I would never put work before spending time with my kids.
I would always get in the pool with my kids when we went swimming, and I would always ride bikes with my kids.
And I would ALWAYS have big Christmases, with lots of presents piled under the tree, presents in stacks that reached the ceiling.
I laugh at these things now, but as I read through the list I realize that I have failed every single one of those promises.
Since today is Christmas Eve, I am going to focus on the last one: big Christmases.
I realize now, as a parent of four children, that the toys and games and stuff just sits around for a while and then gets tossed—or sold at a garage sale for one dollar.
Not to mention that there isn’t any room for more stuff. And even though it’s fun for a while, the joy of getting new toys and games is so temporary.
A few years ago when I was shopping for my daughters for Christmas, I realized that I wasn’t really finding what I was looking for. I was longing to get them something meaningful, something that would last longer than video games, dolls, and new shoes.
So I started a new tradition of writing a letter to each one of my kids every Christmas. The letters are words of affirmation (my love language), stories that show their personalities, and prayers/blessings over their lives.
I bought a book for each child that holds letters, family Christmas cards, and pictures with Santa. When the kids are older, I will wrap the books each year and put them under the tree with the other gifts. So each year they will read something encouraging from Mom, and they can laugh at the memories written in the old letters.
My kids still get a gift from Santa, a few gifts from Mom and Dad, and a bunch of presents from their grandparents, aunts, and uncles.
But with this new tradition—letters from Mom—my hope is that they will be reminded of how much I love them, and most importantly, how much Jesus loves them.
My oldest daughter found the books a few days ago and started reading through all the letters. Suddenly, she burst into tears.
“What’s wrong?” I asked.
“Your letters are so nice!” she cried. “And my sister is so cute! How could I ever be mean to her?”
This year we are using a small fake tree—the same small fake tree my parents used to use when I was a kid—and we opted to not send Christmas cards to help us stay within our budget.

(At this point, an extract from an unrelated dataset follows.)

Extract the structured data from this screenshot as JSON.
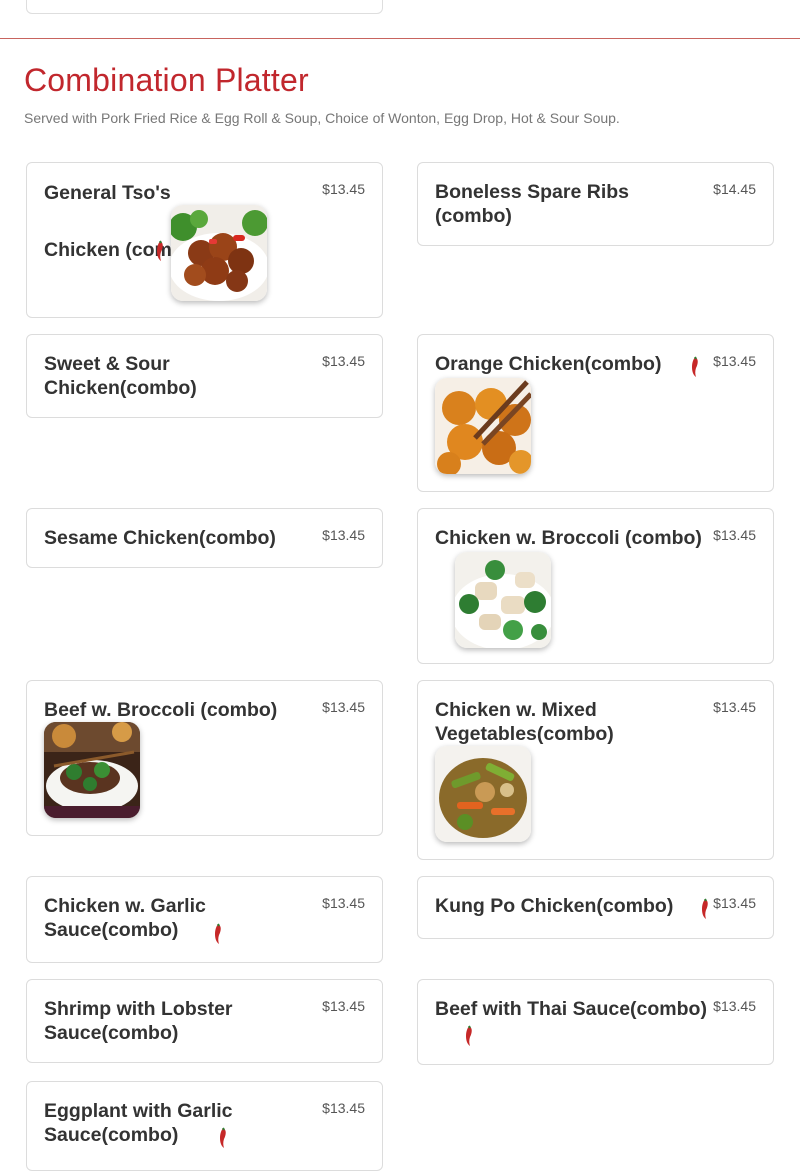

It’s OK. The living room still looks cozy. We will send cards next year. I am trying to practice living out what is really important. I am trying to demonstrate to my children what holds weight and value for our family, but more poignantly, I am trying to discipline my own spirit to desire Jesus and not the traditions of Christmas.
Big Christmases. In my heart I still wish I could fulfill my promises from when I was a teen. But I also have a new perspective now that I have four kids and I am in my thirties.

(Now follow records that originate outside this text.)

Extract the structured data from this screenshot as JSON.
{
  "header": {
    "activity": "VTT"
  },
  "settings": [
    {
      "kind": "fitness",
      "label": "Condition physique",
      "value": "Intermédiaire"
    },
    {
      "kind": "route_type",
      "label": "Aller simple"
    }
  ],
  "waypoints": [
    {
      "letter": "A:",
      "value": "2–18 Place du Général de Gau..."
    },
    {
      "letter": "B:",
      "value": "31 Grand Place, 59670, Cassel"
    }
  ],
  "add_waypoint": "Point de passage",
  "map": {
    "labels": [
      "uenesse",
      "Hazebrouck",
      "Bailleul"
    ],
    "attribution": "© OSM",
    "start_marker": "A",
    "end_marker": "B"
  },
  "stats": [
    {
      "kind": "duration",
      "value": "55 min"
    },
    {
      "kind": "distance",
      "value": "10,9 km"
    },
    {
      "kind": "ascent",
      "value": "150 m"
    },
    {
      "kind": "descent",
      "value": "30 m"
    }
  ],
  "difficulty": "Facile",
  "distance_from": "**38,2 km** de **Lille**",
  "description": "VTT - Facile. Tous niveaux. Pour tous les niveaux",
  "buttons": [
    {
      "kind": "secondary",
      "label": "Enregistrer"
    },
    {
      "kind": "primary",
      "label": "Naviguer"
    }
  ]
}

We don’t understand why we don’t get what we want until we are older and look back. We realize we should have been thankful for what we did have instead of wanting more.
Hold your loved ones tightly this Christmas.
God bless you. Merry Christmas from the Rotunnos.